During class, we briefly discussed Eisner’s portrayal of women in A Contract with God and Other Tenement Stories, and someone noted how all the women tend to be either a Madonna figure or the whore. Even though I think that the female characters throughout Eisner’s book are a bit more complex than the traditional good girl/ bad girl stereotypes, they are more so only through allusion to complexity rather than expressed complexity, and Rosie, the little seductress in “The Super,” is a great example.
The first time that the super, and the reader for that matter, is introduced to Rosie, she is wet and wrapped in a towel, fresh from a bath. Without any knowledge of her age, the shape of her body and her expression lead the reader to think that she must be at least a teenager; most ten year old girls do not have curves like that. Yet, when she visits the super, Mr. Scuggs, her short, collared dress, Mary Jane shoes, and scrunched socks allude that she is much younger than her first appearance, but her actions suggest that the outfit is a rouse; she offers to let Mr. Scuggs have a peak under her dress, kills his dog, and steals his money. It is only after her confrontation with the super, and his subsequent suicide, that we learn that Rosie is only ten years old; however, when she is sitting on the step, singing and counting the stolen money, she again looks much older than ten years old.

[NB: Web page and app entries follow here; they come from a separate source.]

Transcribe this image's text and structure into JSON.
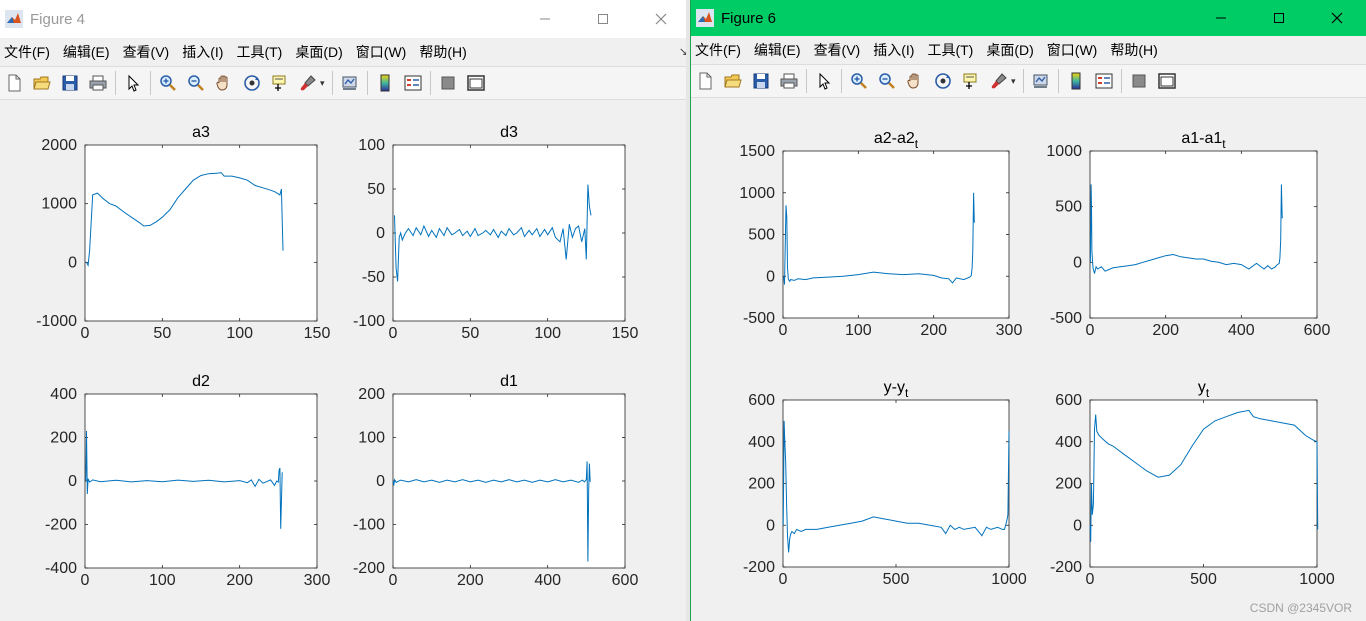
{
  "windows": [
    {
      "id": "win4",
      "title": "Figure 4",
      "active": false,
      "menu": [
        "文件(F)",
        "编辑(E)",
        "查看(V)",
        "插入(I)",
        "工具(T)",
        "桌面(D)",
        "窗口(W)",
        "帮助(H)"
      ],
      "menu_overflow": "↘",
      "toolbar": [
        "new-figure-icon",
        "open-icon",
        "save-icon",
        "print-icon",
        "|",
        "pointer-icon",
        "|",
        "zoom-in-icon",
        "zoom-out-icon",
        "pan-icon",
        "rotate-3d-icon",
        "data-cursor-icon",
        "brush-icon",
        "brush-dropdown",
        "|",
        "link-plot-icon",
        "|",
        "colorbar-icon",
        "legend-icon",
        "|",
        "hide-plot-tools-icon",
        "show-plot-tools-icon"
      ]
    },
    {
      "id": "win6",
      "title": "Figure 6",
      "active": true,
      "menu": [
        "文件(F)",
        "编辑(E)",
        "查看(V)",
        "插入(I)",
        "工具(T)",
        "桌面(D)",
        "窗口(W)",
        "帮助(H)"
      ],
      "toolbar": [
        "new-figure-icon",
        "open-icon",
        "save-icon",
        "print-icon",
        "|",
        "pointer-icon",
        "|",
        "zoom-in-icon",
        "zoom-out-icon",
        "pan-icon",
        "rotate-3d-icon",
        "data-cursor-icon",
        "brush-icon",
        "brush-dropdown",
        "|",
        "link-plot-icon",
        "|",
        "colorbar-icon",
        "legend-icon",
        "|",
        "hide-plot-tools-icon",
        "show-plot-tools-icon"
      ]
    }
  ],
  "colors": {
    "line": "#0072bd",
    "active_title": "#00cc66",
    "inactive_title_text": "#999999"
  },
  "watermark": "CSDN @2345VOR",
  "chart_data": [
    {
      "figure": "Figure 4",
      "type": "line",
      "title": "a3",
      "title_sub": "",
      "xlim": [
        0,
        150
      ],
      "ylim": [
        -1000,
        2000
      ],
      "xticks": [
        0,
        50,
        100,
        150
      ],
      "yticks": [
        -1000,
        0,
        1000,
        2000
      ],
      "series": [
        {
          "x": [
            1,
            2,
            3,
            5,
            8,
            12,
            16,
            20,
            25,
            30,
            35,
            38,
            42,
            46,
            50,
            55,
            60,
            65,
            70,
            75,
            80,
            85,
            88,
            90,
            95,
            100,
            105,
            110,
            115,
            120,
            123,
            126,
            127,
            128
          ],
          "y": [
            0,
            -50,
            200,
            1150,
            1180,
            1080,
            1000,
            960,
            860,
            770,
            680,
            620,
            630,
            690,
            770,
            900,
            1100,
            1250,
            1400,
            1480,
            1510,
            1520,
            1530,
            1470,
            1470,
            1440,
            1400,
            1310,
            1270,
            1230,
            1200,
            1150,
            1250,
            200
          ]
        }
      ]
    },
    {
      "figure": "Figure 4",
      "type": "line",
      "title": "d3",
      "title_sub": "",
      "xlim": [
        0,
        150
      ],
      "ylim": [
        -100,
        100
      ],
      "xticks": [
        0,
        50,
        100,
        150
      ],
      "yticks": [
        -100,
        -50,
        0,
        50,
        100
      ],
      "series": [
        {
          "x": [
            1,
            2,
            3,
            4,
            5,
            6,
            8,
            10,
            13,
            15,
            18,
            20,
            23,
            25,
            28,
            30,
            33,
            35,
            38,
            40,
            43,
            45,
            48,
            50,
            53,
            55,
            58,
            60,
            63,
            65,
            68,
            70,
            73,
            75,
            78,
            80,
            83,
            85,
            88,
            90,
            93,
            95,
            98,
            100,
            103,
            105,
            108,
            110,
            112,
            114,
            116,
            118,
            120,
            122,
            124,
            125,
            126,
            127,
            128
          ],
          "y": [
            20,
            -40,
            -55,
            -5,
            0,
            -8,
            0,
            5,
            -3,
            6,
            -2,
            8,
            -4,
            3,
            -5,
            5,
            -3,
            6,
            -2,
            0,
            4,
            -3,
            2,
            -4,
            5,
            -3,
            0,
            3,
            -2,
            4,
            -5,
            2,
            -3,
            5,
            -2,
            0,
            6,
            -4,
            3,
            -2,
            5,
            -4,
            4,
            -2,
            6,
            -5,
            -10,
            5,
            -30,
            10,
            -5,
            5,
            8,
            -10,
            5,
            -30,
            55,
            30,
            20
          ]
        }
      ]
    },
    {
      "figure": "Figure 4",
      "type": "line",
      "title": "d2",
      "title_sub": "",
      "xlim": [
        0,
        300
      ],
      "ylim": [
        -400,
        400
      ],
      "xticks": [
        0,
        100,
        200,
        300
      ],
      "yticks": [
        -400,
        -200,
        0,
        200,
        400
      ],
      "series": [
        {
          "x": [
            1,
            2,
            3,
            4,
            6,
            10,
            20,
            40,
            60,
            80,
            100,
            120,
            140,
            160,
            180,
            200,
            210,
            215,
            220,
            225,
            230,
            240,
            245,
            248,
            250,
            251,
            252,
            253,
            254,
            255
          ],
          "y": [
            0,
            230,
            -60,
            10,
            -5,
            5,
            -3,
            3,
            -4,
            2,
            -3,
            4,
            -2,
            3,
            -4,
            2,
            -8,
            5,
            -25,
            8,
            -10,
            5,
            -20,
            0,
            -5,
            50,
            60,
            -220,
            -100,
            40
          ]
        }
      ]
    },
    {
      "figure": "Figure 4",
      "type": "line",
      "title": "d1",
      "title_sub": "",
      "xlim": [
        0,
        600
      ],
      "ylim": [
        -200,
        200
      ],
      "xticks": [
        0,
        200,
        400,
        600
      ],
      "yticks": [
        -200,
        -100,
        0,
        100,
        200
      ],
      "series": [
        {
          "x": [
            1,
            2,
            4,
            8,
            20,
            40,
            60,
            80,
            100,
            120,
            140,
            160,
            180,
            200,
            220,
            240,
            260,
            280,
            300,
            320,
            340,
            360,
            380,
            400,
            420,
            440,
            460,
            480,
            490,
            495,
            500,
            502,
            504,
            506,
            508,
            510
          ],
          "y": [
            0,
            -10,
            3,
            -3,
            2,
            -2,
            3,
            -2,
            2,
            -3,
            2,
            -2,
            3,
            -2,
            2,
            -3,
            2,
            -2,
            3,
            -2,
            2,
            -3,
            2,
            -2,
            3,
            -2,
            2,
            -3,
            2,
            -2,
            3,
            45,
            -185,
            -20,
            40,
            -2
          ]
        }
      ]
    },
    {
      "figure": "Figure 6",
      "type": "line",
      "title": "a2-a2",
      "title_sub": "t",
      "xlim": [
        0,
        300
      ],
      "ylim": [
        -500,
        1500
      ],
      "xticks": [
        0,
        100,
        200,
        300
      ],
      "yticks": [
        -500,
        0,
        500,
        1000,
        1500
      ],
      "series": [
        {
          "x": [
            1,
            2,
            3,
            4,
            5,
            6,
            7,
            8,
            9,
            10,
            15,
            20,
            30,
            40,
            60,
            80,
            100,
            120,
            140,
            160,
            180,
            200,
            210,
            220,
            225,
            230,
            240,
            248,
            250,
            251,
            252,
            253,
            254,
            255
          ],
          "y": [
            0,
            -100,
            400,
            850,
            700,
            100,
            -30,
            -50,
            -60,
            -40,
            -50,
            -30,
            -40,
            -20,
            -10,
            0,
            20,
            50,
            30,
            20,
            30,
            10,
            -20,
            -30,
            -80,
            -20,
            -40,
            -10,
            10,
            100,
            300,
            1000,
            650,
            650
          ]
        }
      ]
    },
    {
      "figure": "Figure 6",
      "type": "line",
      "title": "a1-a1",
      "title_sub": "t",
      "xlim": [
        0,
        600
      ],
      "ylim": [
        -500,
        1000
      ],
      "xticks": [
        0,
        200,
        400,
        600
      ],
      "yticks": [
        -500,
        0,
        500,
        1000
      ],
      "series": [
        {
          "x": [
            1,
            2,
            3,
            4,
            5,
            8,
            12,
            16,
            20,
            30,
            40,
            60,
            80,
            100,
            120,
            140,
            160,
            180,
            200,
            220,
            240,
            260,
            280,
            300,
            320,
            340,
            360,
            380,
            400,
            420,
            440,
            460,
            470,
            480,
            490,
            495,
            500,
            502,
            504,
            506,
            508,
            510
          ],
          "y": [
            0,
            400,
            700,
            500,
            100,
            -50,
            -100,
            -40,
            -60,
            -40,
            -80,
            -50,
            -40,
            -30,
            -20,
            0,
            20,
            40,
            60,
            70,
            50,
            40,
            30,
            30,
            10,
            0,
            -20,
            -10,
            -20,
            -60,
            -10,
            -60,
            -30,
            -60,
            -40,
            -20,
            -10,
            40,
            200,
            700,
            400,
            400
          ]
        }
      ]
    },
    {
      "figure": "Figure 6",
      "type": "line",
      "title": "y-y",
      "title_sub": "t",
      "xlim": [
        0,
        1000
      ],
      "ylim": [
        -200,
        600
      ],
      "xticks": [
        0,
        500,
        1000
      ],
      "yticks": [
        -200,
        0,
        200,
        400,
        600
      ],
      "series": [
        {
          "x": [
            1,
            3,
            5,
            8,
            12,
            16,
            20,
            25,
            30,
            35,
            40,
            50,
            60,
            80,
            100,
            150,
            200,
            250,
            300,
            350,
            400,
            450,
            500,
            550,
            600,
            650,
            700,
            720,
            740,
            760,
            780,
            800,
            850,
            880,
            900,
            920,
            950,
            970,
            980,
            990,
            995,
            1000
          ],
          "y": [
            0,
            250,
            500,
            400,
            300,
            100,
            -50,
            -130,
            -60,
            -40,
            -30,
            -40,
            -20,
            -30,
            -20,
            -20,
            -10,
            0,
            10,
            20,
            40,
            30,
            20,
            10,
            10,
            0,
            -10,
            -40,
            0,
            -20,
            -10,
            -20,
            -10,
            -50,
            -10,
            -20,
            -10,
            -20,
            -20,
            20,
            50,
            450
          ]
        }
      ]
    },
    {
      "figure": "Figure 6",
      "type": "line",
      "title": "y",
      "title_sub": "t",
      "xlim": [
        0,
        1000
      ],
      "ylim": [
        -200,
        600
      ],
      "xticks": [
        0,
        500,
        1000
      ],
      "yticks": [
        -200,
        0,
        200,
        400,
        600
      ],
      "series": [
        {
          "x": [
            1,
            3,
            6,
            10,
            15,
            20,
            25,
            30,
            40,
            60,
            80,
            100,
            150,
            200,
            250,
            300,
            350,
            400,
            450,
            500,
            550,
            600,
            650,
            700,
            720,
            750,
            800,
            850,
            900,
            950,
            980,
            1000,
            1003
          ],
          "y": [
            0,
            -80,
            200,
            50,
            100,
            460,
            530,
            450,
            430,
            410,
            390,
            380,
            340,
            300,
            260,
            230,
            240,
            290,
            380,
            460,
            500,
            520,
            540,
            550,
            520,
            510,
            500,
            490,
            480,
            430,
            410,
            400,
            -20
          ]
        }
      ]
    }
  ]
}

To me, it is very interesting that the only time that Rosie looks her age is when she is using it to con Mr. Scuggs. This suggests that Rosie is a much more complex character, yet we only get to know the super, Mr. Scuggs, in any sort of intimate way. We feel sympathy for him even though he is a very flawed character; he is an anti-Semitic pervert. Yet, we are not led to feel sympathy for Rosie, a ten year old who uses her body to manipulate and steal. It is in that way that Eisner’s story and illustrations allude to Rosie’s character’s complexity. We only see her bad side, but we never know what happened to the good.